(Beginning of RECORDS)

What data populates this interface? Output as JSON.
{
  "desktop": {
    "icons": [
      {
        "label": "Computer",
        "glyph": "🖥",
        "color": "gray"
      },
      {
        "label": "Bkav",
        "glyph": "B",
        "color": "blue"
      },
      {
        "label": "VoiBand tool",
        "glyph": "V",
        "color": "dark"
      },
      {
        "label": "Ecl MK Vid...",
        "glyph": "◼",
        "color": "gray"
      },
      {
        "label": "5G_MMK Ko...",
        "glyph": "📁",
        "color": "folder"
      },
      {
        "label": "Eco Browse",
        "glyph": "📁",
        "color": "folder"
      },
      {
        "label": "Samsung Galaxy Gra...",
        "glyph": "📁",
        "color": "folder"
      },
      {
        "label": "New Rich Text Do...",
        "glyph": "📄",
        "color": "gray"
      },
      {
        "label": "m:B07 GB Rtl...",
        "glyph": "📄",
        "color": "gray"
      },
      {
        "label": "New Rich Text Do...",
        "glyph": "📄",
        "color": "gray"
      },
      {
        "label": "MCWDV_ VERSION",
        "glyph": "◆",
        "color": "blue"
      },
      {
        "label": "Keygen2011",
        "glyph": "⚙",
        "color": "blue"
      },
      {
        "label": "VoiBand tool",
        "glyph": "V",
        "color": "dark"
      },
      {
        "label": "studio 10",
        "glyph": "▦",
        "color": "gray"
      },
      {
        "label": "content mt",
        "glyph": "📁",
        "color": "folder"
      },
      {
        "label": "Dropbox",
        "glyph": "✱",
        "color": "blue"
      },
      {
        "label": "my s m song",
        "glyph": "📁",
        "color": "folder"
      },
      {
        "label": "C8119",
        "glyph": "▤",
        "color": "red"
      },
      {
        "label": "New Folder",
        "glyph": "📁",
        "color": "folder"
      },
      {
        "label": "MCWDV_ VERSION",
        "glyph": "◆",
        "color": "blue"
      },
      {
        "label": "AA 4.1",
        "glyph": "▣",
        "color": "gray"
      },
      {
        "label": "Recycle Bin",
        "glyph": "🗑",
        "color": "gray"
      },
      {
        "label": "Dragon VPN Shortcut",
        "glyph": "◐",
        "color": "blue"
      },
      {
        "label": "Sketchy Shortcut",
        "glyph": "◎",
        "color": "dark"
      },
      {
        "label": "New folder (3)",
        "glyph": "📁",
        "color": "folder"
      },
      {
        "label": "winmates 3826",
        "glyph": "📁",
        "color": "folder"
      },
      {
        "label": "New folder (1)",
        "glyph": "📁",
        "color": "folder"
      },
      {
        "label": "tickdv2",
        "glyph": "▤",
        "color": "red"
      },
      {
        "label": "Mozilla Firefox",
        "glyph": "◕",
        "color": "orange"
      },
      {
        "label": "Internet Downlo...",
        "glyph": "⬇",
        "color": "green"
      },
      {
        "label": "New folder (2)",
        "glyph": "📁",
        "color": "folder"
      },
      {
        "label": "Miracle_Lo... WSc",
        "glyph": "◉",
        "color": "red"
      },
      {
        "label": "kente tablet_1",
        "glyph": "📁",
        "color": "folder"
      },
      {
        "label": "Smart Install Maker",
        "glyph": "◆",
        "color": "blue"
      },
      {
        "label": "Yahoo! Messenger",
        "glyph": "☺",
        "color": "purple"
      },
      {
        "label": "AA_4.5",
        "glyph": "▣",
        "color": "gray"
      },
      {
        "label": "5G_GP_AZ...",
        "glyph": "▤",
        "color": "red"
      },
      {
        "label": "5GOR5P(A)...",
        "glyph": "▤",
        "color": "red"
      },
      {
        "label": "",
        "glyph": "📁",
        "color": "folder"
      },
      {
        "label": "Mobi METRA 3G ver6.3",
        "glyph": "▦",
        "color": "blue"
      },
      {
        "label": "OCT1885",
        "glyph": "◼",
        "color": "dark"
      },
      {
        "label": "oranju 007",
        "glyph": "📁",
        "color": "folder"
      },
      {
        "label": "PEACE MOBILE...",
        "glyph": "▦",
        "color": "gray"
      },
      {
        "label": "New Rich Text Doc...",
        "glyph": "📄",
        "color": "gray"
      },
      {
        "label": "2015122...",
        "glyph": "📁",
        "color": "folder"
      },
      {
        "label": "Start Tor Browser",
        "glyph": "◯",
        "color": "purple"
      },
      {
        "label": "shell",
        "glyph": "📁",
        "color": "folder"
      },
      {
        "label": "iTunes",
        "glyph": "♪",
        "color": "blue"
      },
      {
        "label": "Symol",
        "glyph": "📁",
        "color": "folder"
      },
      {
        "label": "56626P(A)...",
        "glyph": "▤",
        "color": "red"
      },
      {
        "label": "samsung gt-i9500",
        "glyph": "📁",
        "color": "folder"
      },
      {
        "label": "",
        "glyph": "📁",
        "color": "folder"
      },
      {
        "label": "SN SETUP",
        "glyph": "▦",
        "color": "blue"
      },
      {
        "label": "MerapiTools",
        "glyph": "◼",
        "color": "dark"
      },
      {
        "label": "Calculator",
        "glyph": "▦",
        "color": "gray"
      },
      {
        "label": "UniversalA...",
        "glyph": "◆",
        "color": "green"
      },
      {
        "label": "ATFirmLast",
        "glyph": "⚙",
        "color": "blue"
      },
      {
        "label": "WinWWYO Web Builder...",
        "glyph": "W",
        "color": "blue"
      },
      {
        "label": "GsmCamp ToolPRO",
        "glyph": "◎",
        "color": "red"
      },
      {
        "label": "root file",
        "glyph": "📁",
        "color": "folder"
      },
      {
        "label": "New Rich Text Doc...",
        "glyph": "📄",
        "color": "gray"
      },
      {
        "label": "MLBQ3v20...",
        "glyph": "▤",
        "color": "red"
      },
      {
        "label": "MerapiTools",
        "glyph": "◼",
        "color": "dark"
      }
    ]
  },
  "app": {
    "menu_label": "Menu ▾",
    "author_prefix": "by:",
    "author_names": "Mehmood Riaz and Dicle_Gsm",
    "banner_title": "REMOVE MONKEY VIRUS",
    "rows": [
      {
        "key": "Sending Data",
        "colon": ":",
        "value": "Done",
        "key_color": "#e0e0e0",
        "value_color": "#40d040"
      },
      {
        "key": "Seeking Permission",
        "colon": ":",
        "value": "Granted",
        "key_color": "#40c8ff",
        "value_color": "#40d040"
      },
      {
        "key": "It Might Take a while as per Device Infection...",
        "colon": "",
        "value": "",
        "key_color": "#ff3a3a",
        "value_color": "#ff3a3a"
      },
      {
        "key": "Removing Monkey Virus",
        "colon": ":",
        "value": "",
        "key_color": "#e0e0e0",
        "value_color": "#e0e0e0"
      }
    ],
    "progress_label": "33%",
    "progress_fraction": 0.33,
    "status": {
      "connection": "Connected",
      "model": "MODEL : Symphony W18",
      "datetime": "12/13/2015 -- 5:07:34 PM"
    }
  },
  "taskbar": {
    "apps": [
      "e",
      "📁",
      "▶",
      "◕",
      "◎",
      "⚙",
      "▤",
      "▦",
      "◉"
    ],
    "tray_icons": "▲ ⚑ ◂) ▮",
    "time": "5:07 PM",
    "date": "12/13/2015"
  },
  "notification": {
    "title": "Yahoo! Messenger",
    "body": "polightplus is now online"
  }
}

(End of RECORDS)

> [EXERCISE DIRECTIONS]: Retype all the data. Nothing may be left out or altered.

> [WRITTEN RESPONSE]:
What data populates this interface? Output as JSON.
{
  "desktop": {
    "icons": [
      {
        "label": "Computer",
        "glyph": "🖥",
        "color": "gray"
      },
      {
        "label": "Bkav",
        "glyph": "B",
        "color": "blue"
      },
      {
        "label": "VoiBand tool",
        "glyph": "V",
        "color": "dark"
      },
      {
        "label": "Ecl MK Vid...",
        "glyph": "◼",
        "color": "gray"
      },
      {
        "label": "5G_MMK Ko...",
        "glyph": "📁",
        "color": "folder"
      },
      {
        "label": "Eco Browse",
        "glyph": "📁",
        "color": "folder"
      },
      {
        "label": "Samsung Galaxy Gra...",
        "glyph": "📁",
        "color": "folder"
      },
      {
        "label": "New Rich Text Do...",
        "glyph": "📄",
        "color": "gray"
      },
      {
        "label": "m:B07 GB Rtl...",
        "glyph": "📄",
        "color": "gray"
      },
      {
        "label": "New Rich Text Do...",
        "glyph": "📄",
        "color": "gray"
      },
      {
        "label": "MCWDV_ VERSION",
        "glyph": "◆",
        "color": "blue"
      },
      {
        "label": "Keygen2011",
        "glyph": "⚙",
        "color": "blue"
      },
      {
        "label": "VoiBand tool",
        "glyph": "V",
        "color": "dark"
      },
      {
        "label": "studio 10",
        "glyph": "▦",
        "color": "gray"
      },
      {
        "label": "content mt",
        "glyph": "📁",
        "color": "folder"
      },
      {
        "label": "Dropbox",
        "glyph": "✱",
        "color": "blue"
      },
      {
        "label": "my s m song",
        "glyph": "📁",
        "color": "folder"
      },
      {
        "label": "C8119",
        "glyph": "▤",
        "color": "red"
      },
      {
        "label": "New Folder",
        "glyph": "📁",
        "color": "folder"
      },
      {
        "label": "MCWDV_ VERSION",
        "glyph": "◆",
        "color": "blue"
      },
      {
        "label": "AA 4.1",
        "glyph": "▣",
        "color": "gray"
      },
      {
        "label": "Recycle Bin",
        "glyph": "🗑",
        "color": "gray"
      },
      {
        "label": "Dragon VPN Shortcut",
        "glyph": "◐",
        "color": "blue"
      },
      {
        "label": "Sketchy Shortcut",
        "glyph": "◎",
        "color": "dark"
      },
      {
        "label": "New folder (3)",
        "glyph": "📁",
        "color": "folder"
      },
      {
        "label": "winmates 3826",
        "glyph": "📁",
        "color": "folder"
      },
      {
        "label": "New folder (1)",
        "glyph": "📁",
        "color": "folder"
      },
      {
        "label": "tickdv2",
        "glyph": "▤",
        "color": "red"
      },
      {
        "label": "Mozilla Firefox",
        "glyph": "◕",
        "color": "orange"
      },
      {
        "label": "Internet Downlo...",
        "glyph": "⬇",
        "color": "green"
      },
      {
        "label": "New folder (2)",
        "glyph": "📁",
        "color": "folder"
      },
      {
        "label": "Miracle_Lo... WSc",
        "glyph": "◉",
        "color": "red"
      },
      {
        "label": "kente tablet_1",
        "glyph": "📁",
        "color": "folder"
      },
      {
        "label": "Smart Install Maker",
        "glyph": "◆",
        "color": "blue"
      },
      {
        "label": "Yahoo! Messenger",
        "glyph": "☺",
        "color": "purple"
      },
      {
        "label": "AA_4.5",
        "glyph": "▣",
        "color": "gray"
      },
      {
        "label": "5G_GP_AZ...",
        "glyph": "▤",
        "color": "red"
      },
      {
        "label": "5GOR5P(A)...",
        "glyph": "▤",
        "color": "red"
      },
      {
        "label": "",
        "glyph": "📁",
        "color": "folder"
      },
      {
        "label": "Mobi METRA 3G ver6.3",
        "glyph": "▦",
        "color": "blue"
      },
      {
        "label": "OCT1885",
        "glyph": "◼",
        "color": "dark"
      },
      {
        "label": "oranju 007",
        "glyph": "📁",
        "color": "folder"
      },
      {
        "label": "PEACE MOBILE...",
        "glyph": "▦",
        "color": "gray"
      },
      {
        "label": "New Rich Text Doc...",
        "glyph": "📄",
        "color": "gray"
      },
      {
        "label": "2015122...",
        "glyph": "📁",
        "color": "folder"
      },
      {
        "label": "Start Tor Browser",
        "glyph": "◯",
        "color": "purple"
      },
      {
        "label": "shell",
        "glyph": "📁",
        "color": "folder"
      },
      {
        "label": "iTunes",
        "glyph": "♪",
        "color": "blue"
      },
      {
        "label": "Symol",
        "glyph": "📁",
        "color": "folder"
      },
      {
        "label": "56626P(A)...",
        "glyph": "▤",
        "color": "red"
      },
      {
        "label": "samsung gt-i9500",
        "glyph": "📁",
        "color": "folder"
      },
      {
        "label": "",
        "glyph": "📁",
        "color": "folder"
      },
      {
        "label": "SN SETUP",
        "glyph": "▦",
        "color": "blue"
      },
      {
        "label": "MerapiTools",
        "glyph": "◼",
        "color": "dark"
      },
      {
        "label": "Calculator",
        "glyph": "▦",
        "color": "gray"
      },
      {
        "label": "UniversalA...",
        "glyph": "◆",
        "color": "green"
      },
      {
        "label": "ATFirmLast",
        "glyph": "⚙",
        "color": "blue"
      },
      {
        "label": "WinWWYO Web Builder...",
        "glyph": "W",
        "color": "blue"
      },
      {
        "label": "GsmCamp ToolPRO",
        "glyph": "◎",
        "color": "red"
      },
      {
        "label": "root file",
        "glyph": "📁",
        "color": "folder"
      },
      {
        "label": "New Rich Text Doc...",
        "glyph": "📄",
        "color": "gray"
      },
      {
        "label": "MLBQ3v20...",
        "glyph": "▤",
        "color": "red"
      },
      {
        "label": "MerapiTools",
        "glyph": "◼",
        "color": "dark"
      }
    ]
  },
  "app": {
    "menu_label": "Menu ▾",
    "author_prefix": "by:",
    "author_names": "Mehmood Riaz and Dicle_Gsm",
    "banner_title": "REMOVE MONKEY VIRUS",
    "rows": [
      {
        "key": "Sending Data",
        "colon": ":",
        "value": "Done",
        "key_color": "#e0e0e0",
        "value_color": "#40d040"
      },
      {
        "key": "Seeking Permission",
        "colon": ":",
        "value": "Granted",
        "key_color": "#40c8ff",
        "value_color": "#40d040"
      },
      {
        "key": "It Might Take a while as per Device Infection...",
        "colon": "",
        "value": "",
        "key_color": "#ff3a3a",
        "value_color": "#ff3a3a"
      },
      {
        "key": "Removing Monkey Virus",
        "colon": ":",
        "value": "",
        "key_color": "#e0e0e0",
        "value_color": "#e0e0e0"
      }
    ],
    "progress_label": "33%",
    "progress_fraction": 0.33,
    "status": {
      "connection": "Connected",
      "model": "MODEL : Symphony W18",
      "datetime": "12/13/2015 -- 5:07:34 PM"
    }
  },
  "taskbar": {
    "apps": [
      "e",
      "📁",
      "▶",
      "◕",
      "◎",
      "⚙",
      "▤",
      "▦",
      "◉"
    ],
    "tray_icons": "▲ ⚑ ◂) ▮",
    "time": "5:07 PM",
    "date": "12/13/2015"
  },
  "notification": {
    "title": "Yahoo! Messenger",
    "body": "polightplus is now online"
  }
}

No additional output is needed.